Carver Brewing Co. and College Drive Cafe closed during COVID-19 spikes
Carver Brewing Co. plans to reopen Wednesday after it closed for a second time during the COVID-19 pandemic on Nov. 20.
Initially, the popular brewpub plans to open only for dinner from 4 to 9 p.m. weekdays and from 4 to 10 p.m. weekends, but plans are to add lunch as soon as feasible, perhaps as soon as March 11, said co-owner Jim Carver.
“We’re just getting ready for the food to come in. We’ve turned on the refrigeration, and we’ll get our first delivery (Monday),” Carver said.
Carver’s closure before Thanksgiving has allowed it to age beers, and it will offer four different lagers when it reopens.
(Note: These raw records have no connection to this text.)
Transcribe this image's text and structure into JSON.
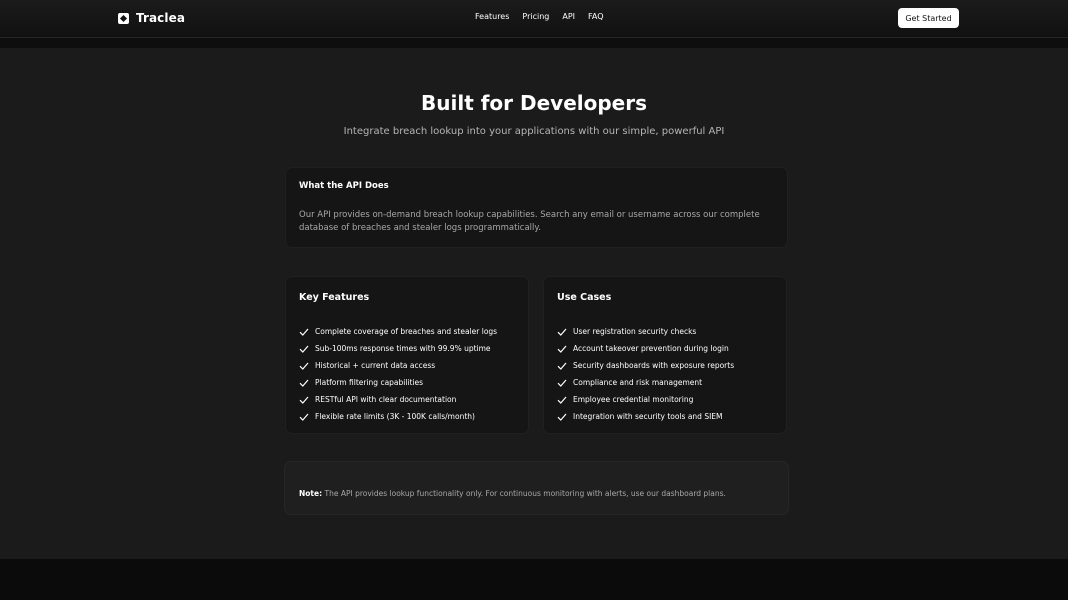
{
  "header": {
    "brand_name": "Traclea",
    "logo_icon": "traclea-logo-icon",
    "nav": [
      {
        "label": "Features"
      },
      {
        "label": "Pricing"
      },
      {
        "label": "API"
      },
      {
        "label": "FAQ"
      }
    ],
    "cta_label": "Get Started"
  },
  "hero": {
    "title": "Built for Developers",
    "subtitle": "Integrate breach lookup into your applications with our simple, powerful API"
  },
  "what_card": {
    "heading": "What the API Does",
    "body": "Our API provides on-demand breach lookup capabilities. Search any email or username across our complete database of breaches and stealer logs programmatically."
  },
  "features_card": {
    "heading": "Key Features",
    "items": [
      "Complete coverage of breaches and stealer logs",
      "Sub-100ms response times with 99.9% uptime",
      "Historical + current data access",
      "Platform filtering capabilities",
      "RESTful API with clear documentation",
      "Flexible rate limits (3K - 100K calls/month)"
    ]
  },
  "uses_card": {
    "heading": "Use Cases",
    "items": [
      "User registration security checks",
      "Account takeover prevention during login",
      "Security dashboards with exposure reports",
      "Compliance and risk management",
      "Employee credential monitoring",
      "Integration with security tools and SIEM"
    ]
  },
  "note": {
    "label": "Note:",
    "text": "The API provides lookup functionality only. For continuous monitoring with alerts, use our dashboard plans."
  },
  "colors": {
    "background": "#1b1b1b",
    "card": "#151515",
    "accent": "#ffffff"
  }
}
In addition, Carver’s is beginning to move to 12-ounce cans for sale of its beers to go, switching from growlers and crawlers, which it has used for 33 years.
A beer-canning machine is expected to arrive in mid-March and 18,000 cans have been purchased, Carver said. Beer in cans should be available toward the end of the month, he said.
The lagers were made possible because of the down time.
“Right after we closed, we had four empty beer tanks. So we brewed four batches. We lagered them,” he said. “So they’ve been sitting there for four months now, which is a rare event for a brewery because normally, you need to keep the beer tanks moving.”
The menu will remain familiar to Carver’s patrons.
One new introduction will be “smashburgers.”
“It’s a really great way to cook a burger,” he said. “You press down aggressively against the hot, flat-top grill. And it gives it a great crunchy texture on the edges and a juicy interior.”
Carver’s expects to have its bump-outs up for the warm weather months on March 15, but it may be a few days before it is ready to seat customers.
College Drive CafeAlso, later this month another longtime Durango restaurant, the College Drive Cafe, plans to reopen after going dormant for the pandemic shortly before Christmas.
“We’re looking at maybe the weekend after St. Patrick’s Day,” co-owner Aaron Seitz said.
Hours for the cafe will be from 8 a.m. to 1 p.m., which were introduced during the pandemic. Eventually, the cafe will move back to its traditional hours, 7 a.m. to 2 p.m., Seitz said.
Like Carver’s, College Drive Cafe had reopened in summer briefly and then closed again after the late fall, early winter spike in COVID-19 transmissions in La Plata County.
The cafe has been closed since Dec. 20.
“Our staff is pretty solid. We we’re good there. It’s just a matter of ordering the food and jumping in,” Seitz said.
Seitz anticipates fewer problems in reopening a restaurant for spring than when it had reopened after the initial COVID-19 closure in June.
“Last summer when we opened up, it was real challenging, because there were still a lot of issues with what you could get, supply issues. That’s a lot different now,” he said.
Carver, too, said unless COVID-19 throws restaurants another curve ball, he foresees the winter hiatus to be the last for the restaurant.
“We’ve been closed for over six months over the last 12. Very close for almost three in the spring. And over three in the fall,” he said. “But we do see this as behind us now. I think we’ve been waiting for the green light to reopen. And I think we have a bright green light with more vaccinations on the way and warm weather coming.”
Post courtesy of the Durango Herald